As the California Legislature explores option to address the massive shortfall in funds for transportation infrastructure, a mileage-based fee appears to be off the table:
Higher gas and diesel taxes, revenue from the state’s cap-and-trade program, and increased vehicle license and registration fees are among the possible sources of new revenue included in a transportation-funding package of principles put forward Monday by a coalition of local government, business and labor groups.
Notably missing from the list of possible ways to generate $60 billion over 10 years: A system of charging people based on the miles they drive instead of the fuel they pump. Such a system is the focus of a pilot study that received $10.7 million in the current budget. Assembly Speaker Toni Atkins, D-San Diego, mentioned the idea earlier this year as an option for generating more transportation revenue. And starting last month, thousands of Oregon motorists began testing mileage-based taxes.
But supporters of the fee, of which I’m one, need not despair. This will be a challenging program to implement, and it makes sense to start with the pilot and then build expertise and support from there in the coming years. Over the long run, California will have to adopt this policy.

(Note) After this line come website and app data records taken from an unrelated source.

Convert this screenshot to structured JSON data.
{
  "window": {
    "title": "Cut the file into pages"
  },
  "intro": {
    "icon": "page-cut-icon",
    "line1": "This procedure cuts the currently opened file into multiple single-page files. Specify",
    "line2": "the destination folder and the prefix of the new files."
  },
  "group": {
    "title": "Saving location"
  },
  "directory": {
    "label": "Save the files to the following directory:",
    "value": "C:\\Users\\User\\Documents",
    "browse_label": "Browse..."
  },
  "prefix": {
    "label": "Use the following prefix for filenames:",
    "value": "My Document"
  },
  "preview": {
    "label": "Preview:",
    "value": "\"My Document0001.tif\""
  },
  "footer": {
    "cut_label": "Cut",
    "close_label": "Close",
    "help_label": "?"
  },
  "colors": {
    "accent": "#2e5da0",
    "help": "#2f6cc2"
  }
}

Otherwise, gas tax revenue will continue to decline with inflation and improved fuel economy, while voters will prefer transportation infrastructure that doesn’t collapse.